Facebook tucks default privacy settings away where you have to go dig for them – not exactly what you’d consider a way to get informed consent, the Berlin Regional Court in Germany has decided. And what’s up with that real-name policy that doesn’t allow users to be anonymous?
Illegal, illegal, illegal: that’s what the court has decreed on those and five of Facebook’s terms of service.
According to a judgment (PDF; in German) handed down by the Berlin court in mid-January and publicly revealed on Monday, Facebook collects and uses personal data without providing enough information to users to constitute meaningful consent. The Guardian reports that the case against Facebook was brought by the federation of German consumer organizations (VZBV), which argued that Facebook force-opts users by default into features it shouldn’t.
The VZBV’s press release quotes the group’s legal officer, Heiko Dünkel:
Facebook hides data protection-unfriendly presets in its privacy center, without sufficiently informing [users] during registration. That’s not enough for informed consent.
According to Germany’s Federal Data Protection Act, companies can only collect and use personal data with the consent of those affected. How can users make informed consent if they don’t know what’s going on?
They can’t, the VZBV said:
In order for them to make informed choices, providers must provide clear and understandable information about the nature, extent and purpose of the use of the data.
The VZBV pointed out these shortcomings in Facebook’s privacy settings:
- Location service for mobile phones is activated by default. This reveals locations of people who use chat.
- Search engines get a link to the participants’ activity history by default, making it easy for anybody online to stumble across things like profiles and account photos.
In all, the VZBV complained about five of Facebook’s privacy presets. The Berlin judges agreed with the privacy group about all of them: the presets are “ineffective,” the VZBV said, and there’s no guarantee that a user would even take note of their existence.
The Berlin Regional Court also declared eight clauses in Facebook’s terms of service to be invalid, including terms that allow Facebook to transmit data to the US and use personal data such as usernames and profiles for commercial purposes.
The court also ruled Facebook’s authentic name policy illegal. That policy once required users to go by their “real names” on the platform, but after a plethora of stories of how people have been harmed by the real-name policy, Facebook revised it in 2015 to permit whatever names users go by in real life… as long as that name doesn’t include expletives; titles; special characters; words, phrases or characters from multiple languages; or anything offensive or suggestive.

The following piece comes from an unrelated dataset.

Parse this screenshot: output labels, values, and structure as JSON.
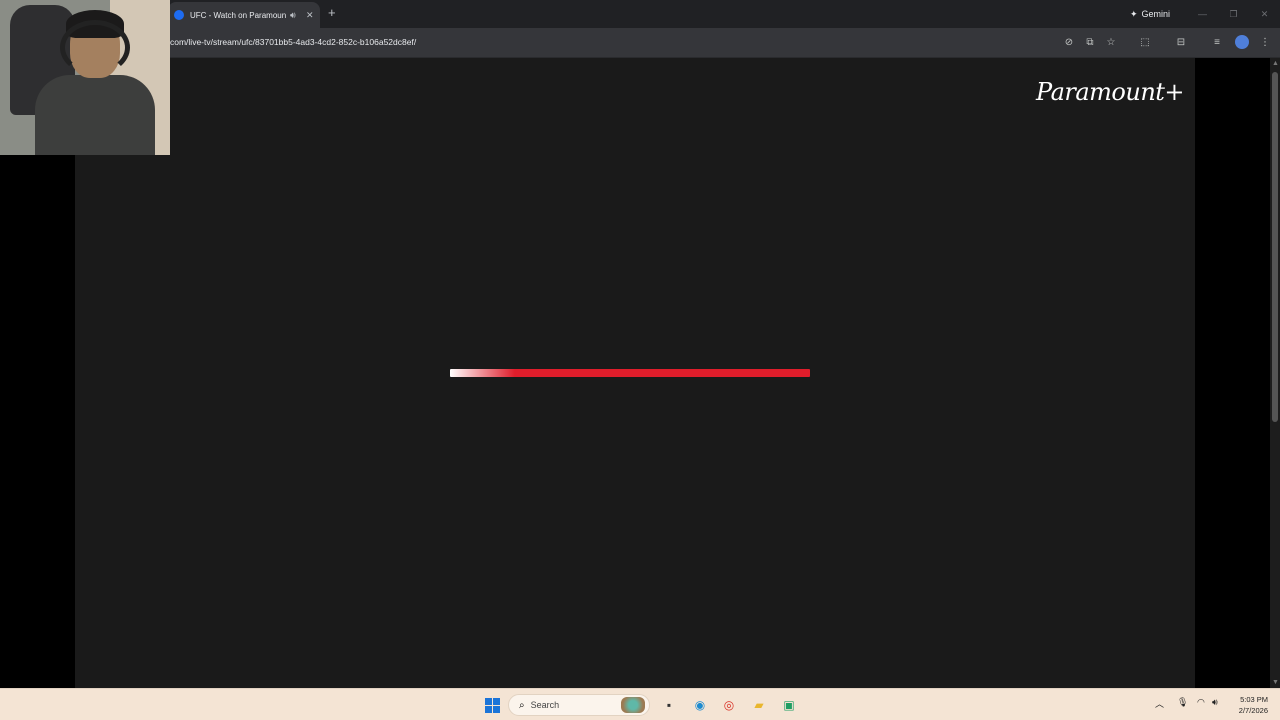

That’s not good enough, said the Berlin court: The current name policy is illegal because it disallows anonymity.
Providers of online services must also allow users to participate anonymously, for example [by] using a pseudonym.
Facebook told The Guardian that it plans to appeal the decision, but that it’s “working hard to ensure that our guidelines are clear and easy to understand, and that the services offered by Facebook are in full accordance with the law.”

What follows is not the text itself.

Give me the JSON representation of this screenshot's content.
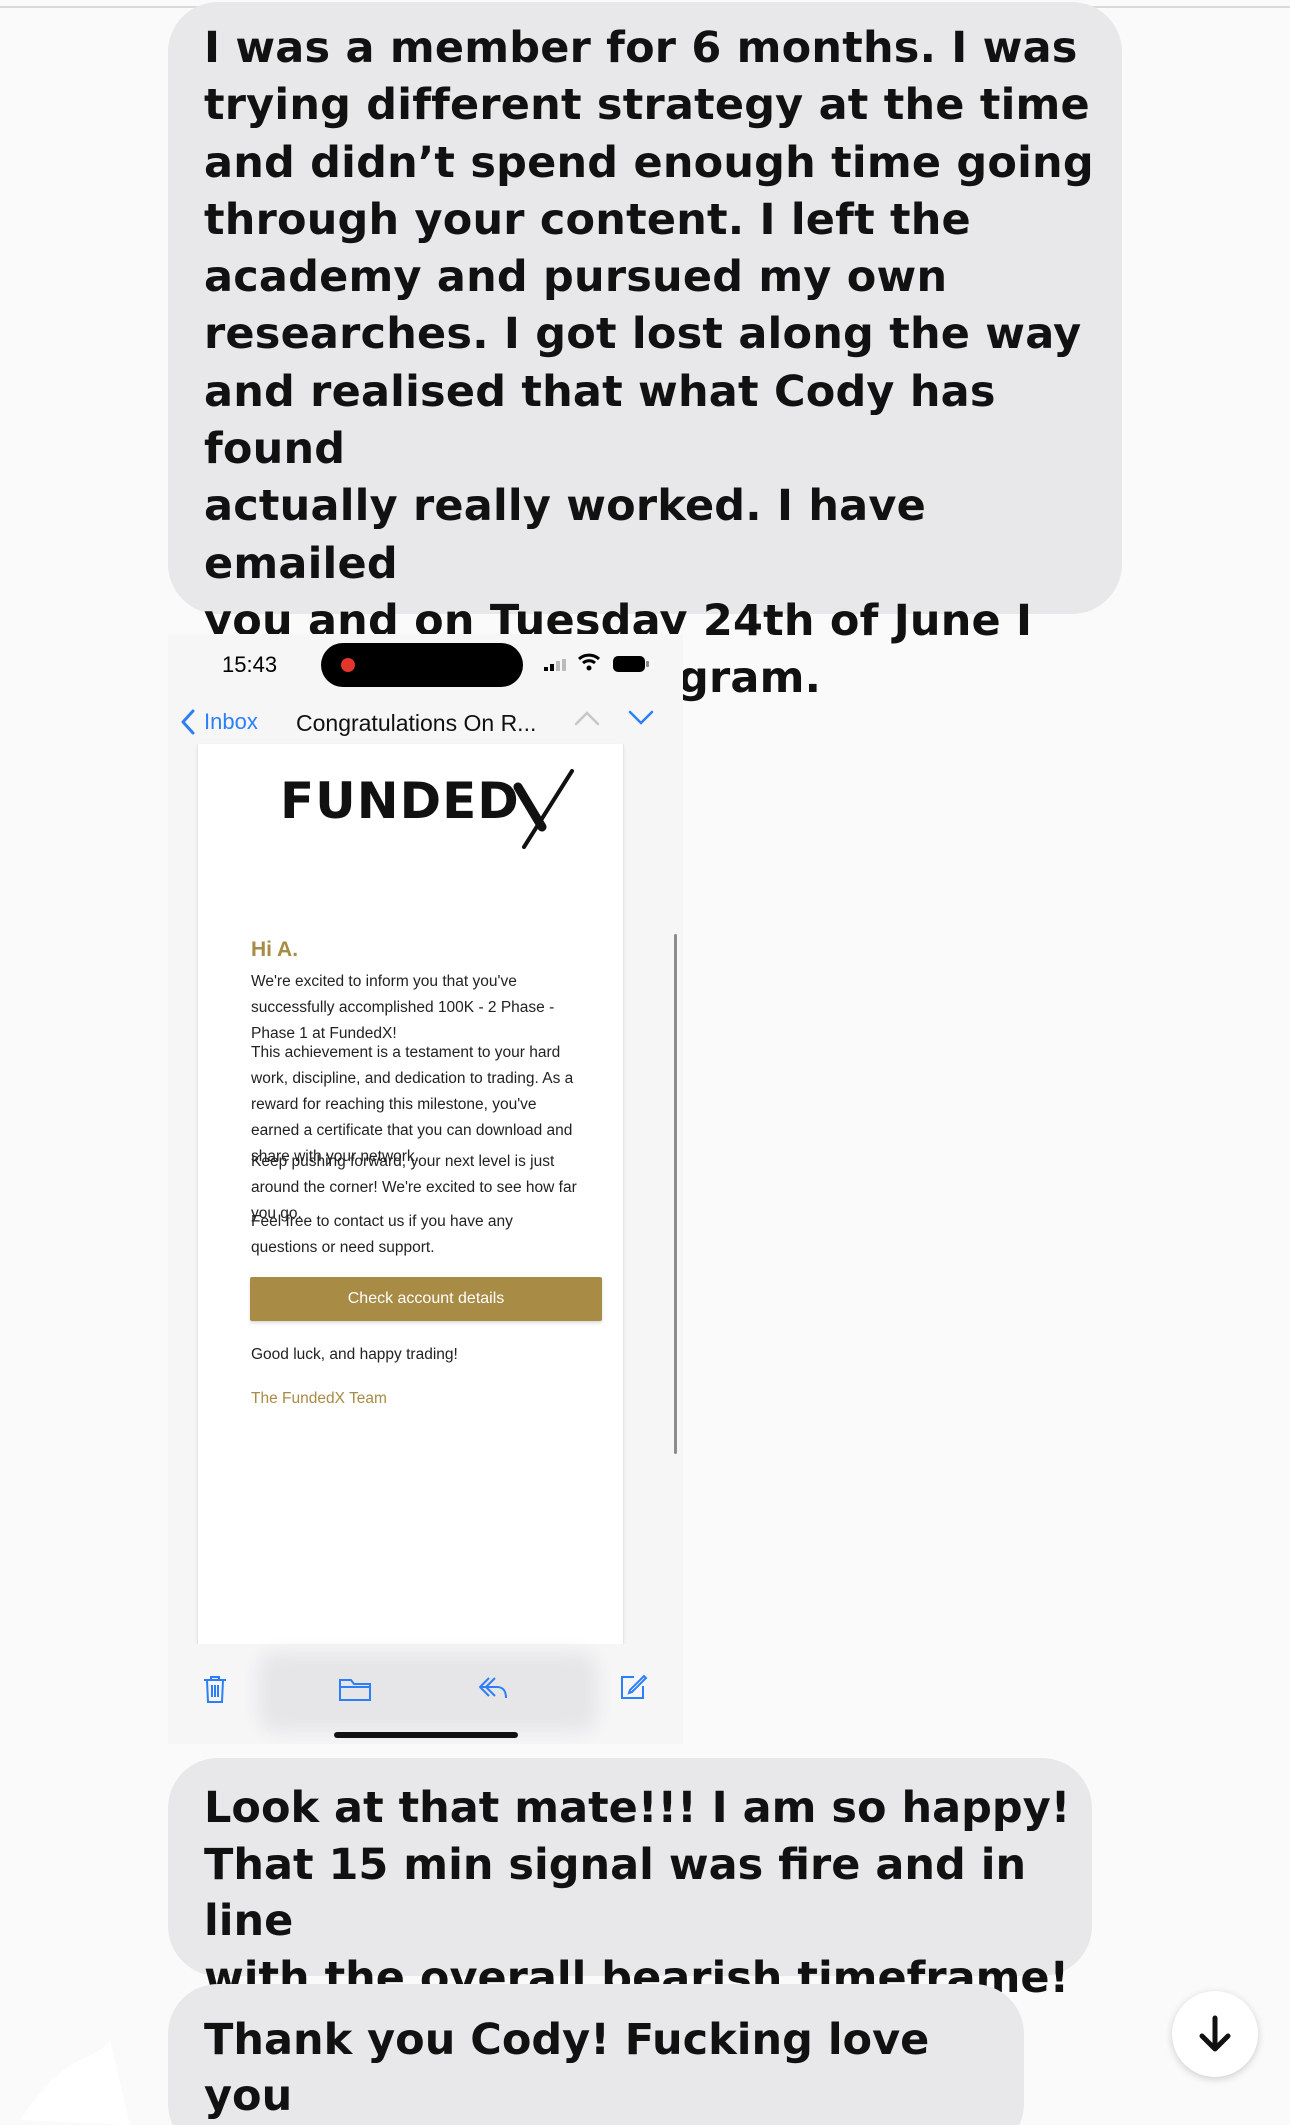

A week after the Berlin court ruled against Facebook, the company said it would be making significant changes to its privacy settings in preparation for the European Union’s sweeping new General Data Protection Regulation (GDPR), considered by many as the biggest overhaul of personal data privacy rules since the internet was born.
Chief Operating Officer Sheryl Sandberg said last month that the plan was for Facebook to make it easier for users to manage their own data:

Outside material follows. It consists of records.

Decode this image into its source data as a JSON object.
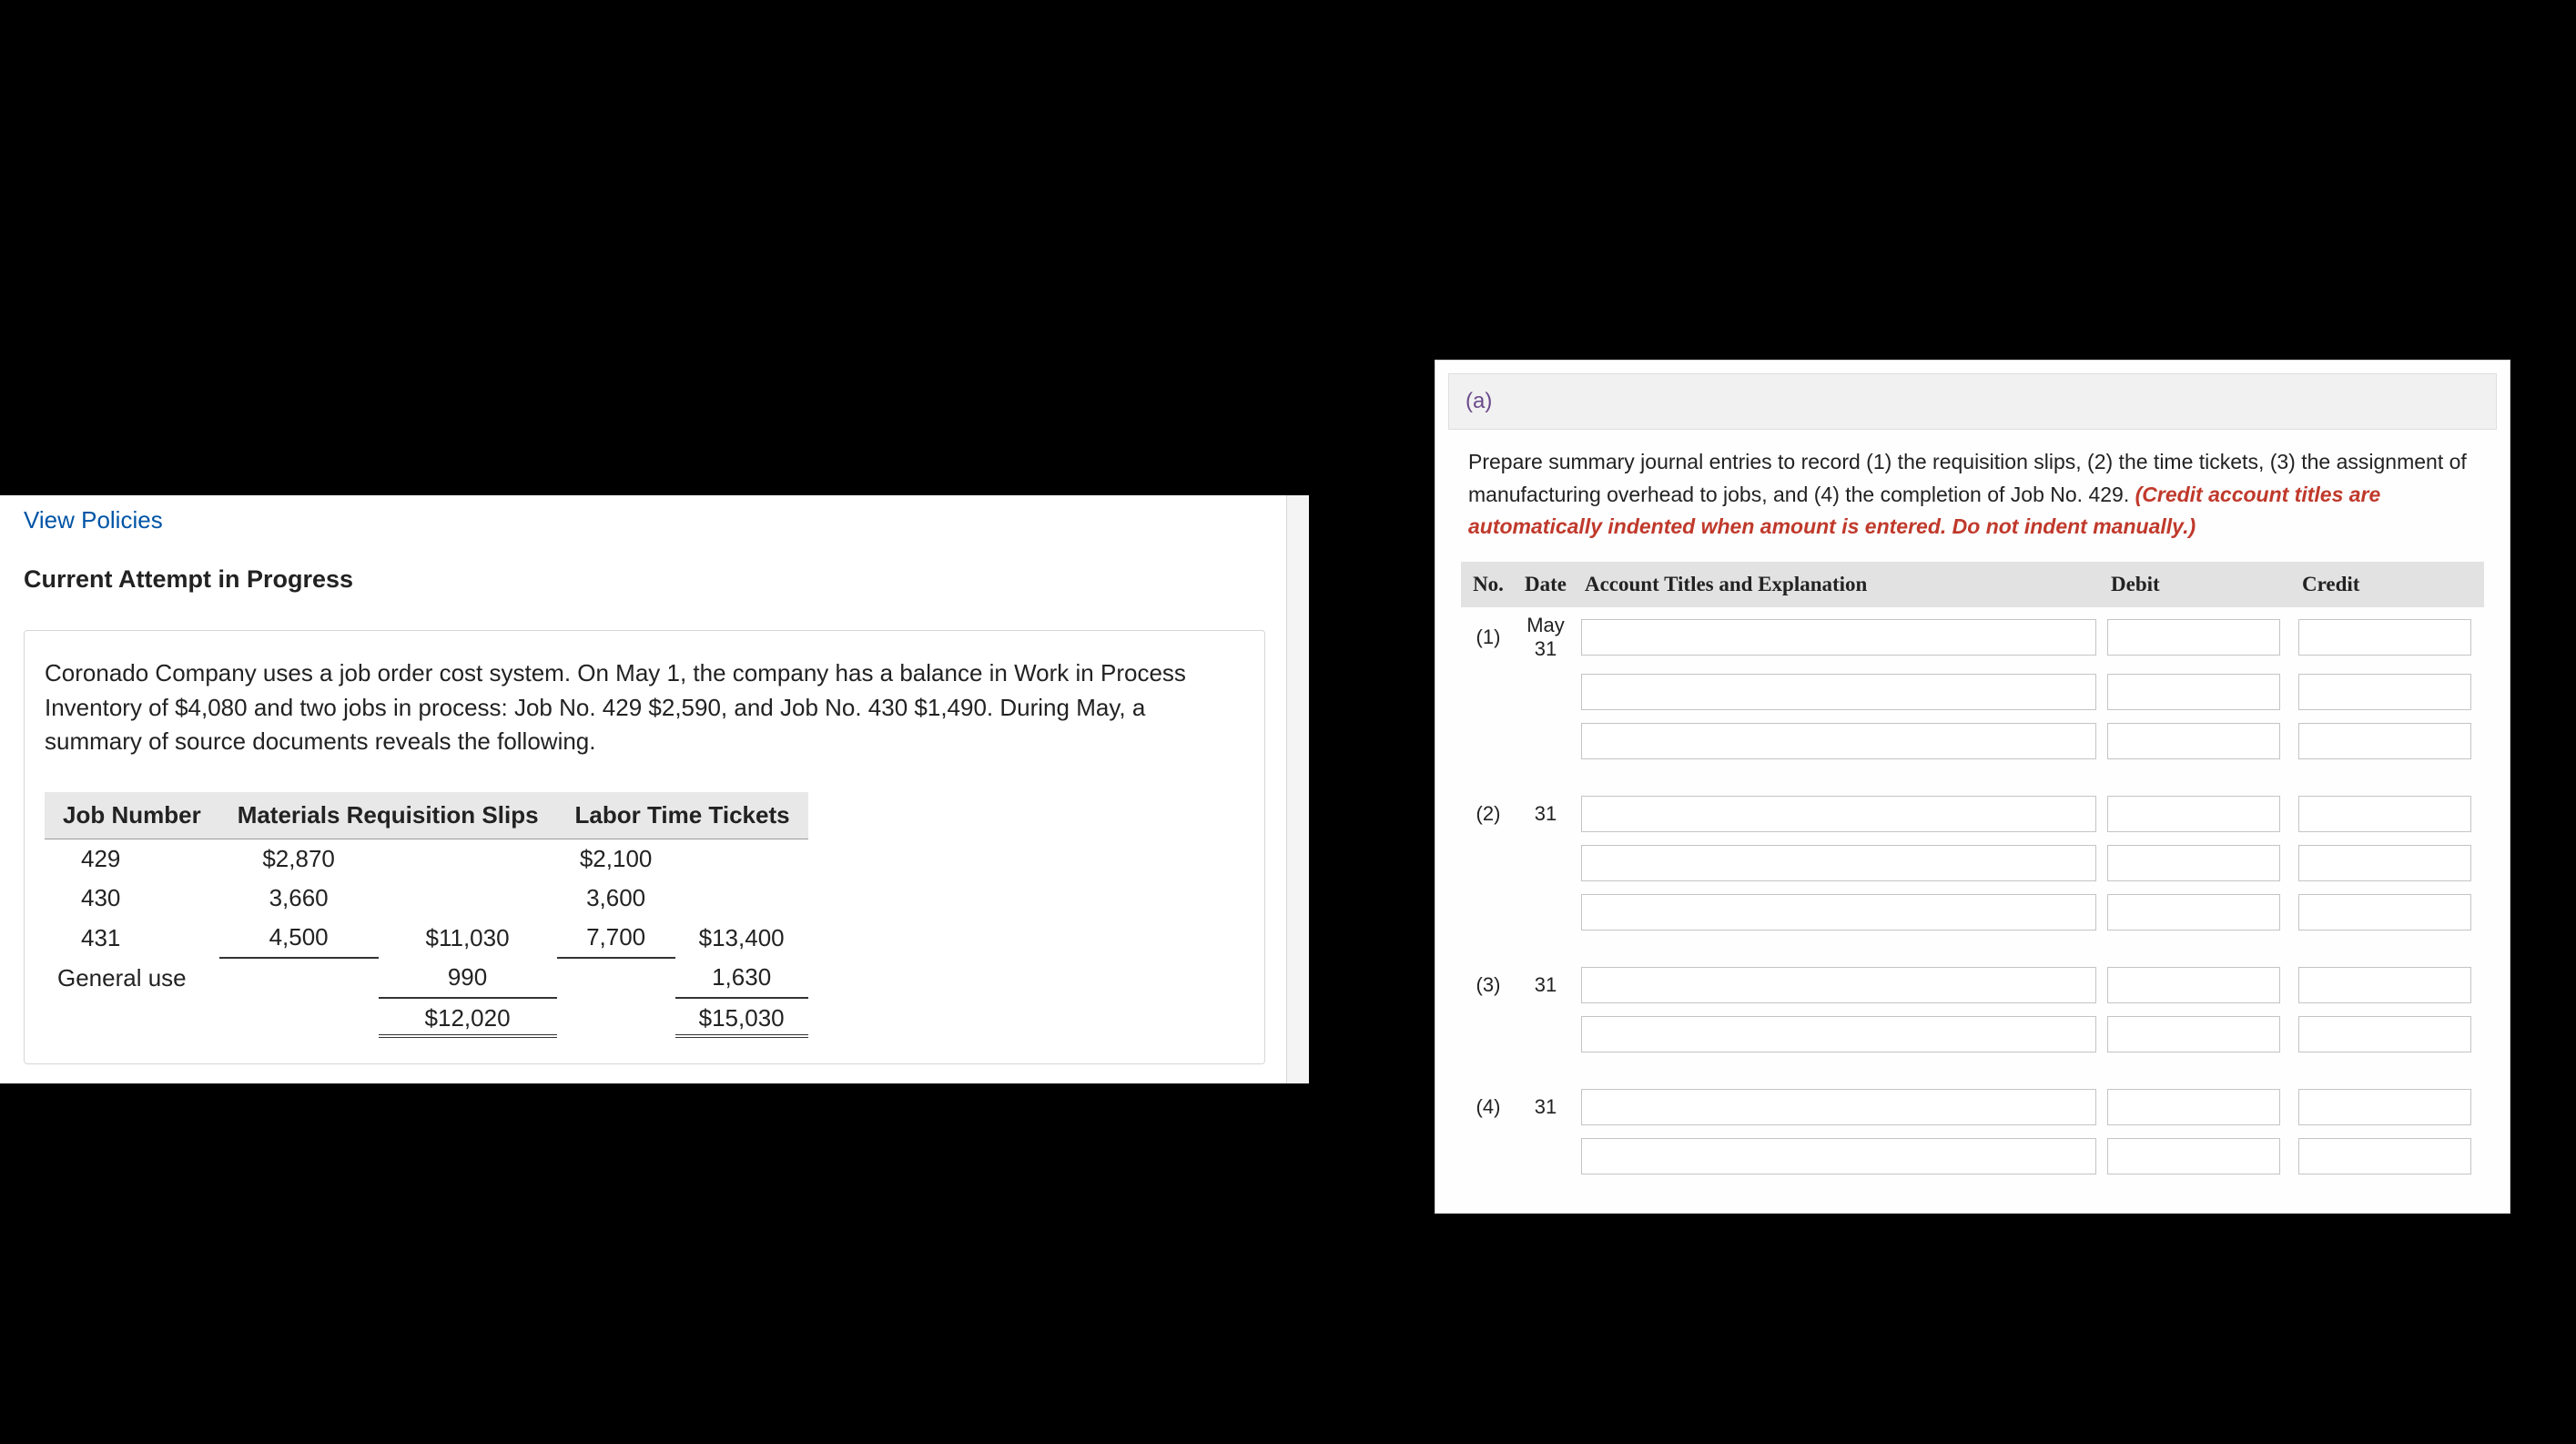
{
  "left": {
    "view_policies": "View Policies",
    "heading": "Current Attempt in Progress",
    "problem_text": "Coronado Company uses a job order cost system. On May 1, the company has a balance in Work in Process Inventory of $4,080 and two jobs in process: Job No. 429 $2,590, and Job No. 430 $1,490. During May, a summary of source documents reveals the following.",
    "table": {
      "headers": {
        "job_number": "Job Number",
        "materials": "Materials Requisition Slips",
        "labor": "Labor Time Tickets"
      },
      "rows": [
        {
          "job": "429",
          "mat": "$2,870",
          "mat_sub": "",
          "lab": "$2,100",
          "lab_sub": ""
        },
        {
          "job": "430",
          "mat": "3,660",
          "mat_sub": "",
          "lab": "3,600",
          "lab_sub": ""
        },
        {
          "job": "431",
          "mat": "4,500",
          "mat_sub": "$11,030",
          "lab": "7,700",
          "lab_sub": "$13,400"
        },
        {
          "job": "General use",
          "mat": "",
          "mat_sub": "990",
          "lab": "",
          "lab_sub": "1,630"
        }
      ],
      "totals": {
        "mat": "$12,020",
        "lab": "$15,030"
      }
    }
  },
  "right": {
    "part_label": "(a)",
    "instructions_plain": "Prepare summary journal entries to record (1) the requisition slips, (2) the time tickets, (3) the assignment of manufacturing overhead to jobs, and (4) the completion of Job No. 429. ",
    "instructions_red": "(Credit account titles are automatically indented when amount is entered. Do not indent manually.)",
    "journal_headers": {
      "no": "No.",
      "date": "Date",
      "account": "Account Titles and Explanation",
      "debit": "Debit",
      "credit": "Credit"
    },
    "entries": [
      {
        "no": "(1)",
        "date": "May 31",
        "lines": 3
      },
      {
        "no": "(2)",
        "date": "31",
        "lines": 3
      },
      {
        "no": "(3)",
        "date": "31",
        "lines": 2
      },
      {
        "no": "(4)",
        "date": "31",
        "lines": 2
      }
    ]
  }
}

We’re rolling out a new privacy center globally that will put the core privacy settings for Facebook in one place and make it much easier for people to manage their data.
Sandberg said that the creation of this “privacy center” was prompted by the requirements of the GDPR: a regulation that requires any company that does business in the EU to take specific steps to more securely collect, store and use personal information. The aim of the GDPR is to give Europeans more control over their information and how companies use it.
Facebook’s actually been trying to give people more transparency and control for a while, Sandberg said at the time. Of course, there’s nothing like the prospect of mammoth fines to speed the plough. From The Guardian’s coverage of Sandberg’s remarks:
…companies found to be in breach of GDPR face a maximum penalty of 4% of global annual turnover or €20m (£17.77m), whichever is greater. In Facebook’s case, based on a total revenue of $27.6bn in 2016, the maximum possible fine would be $1.1bn.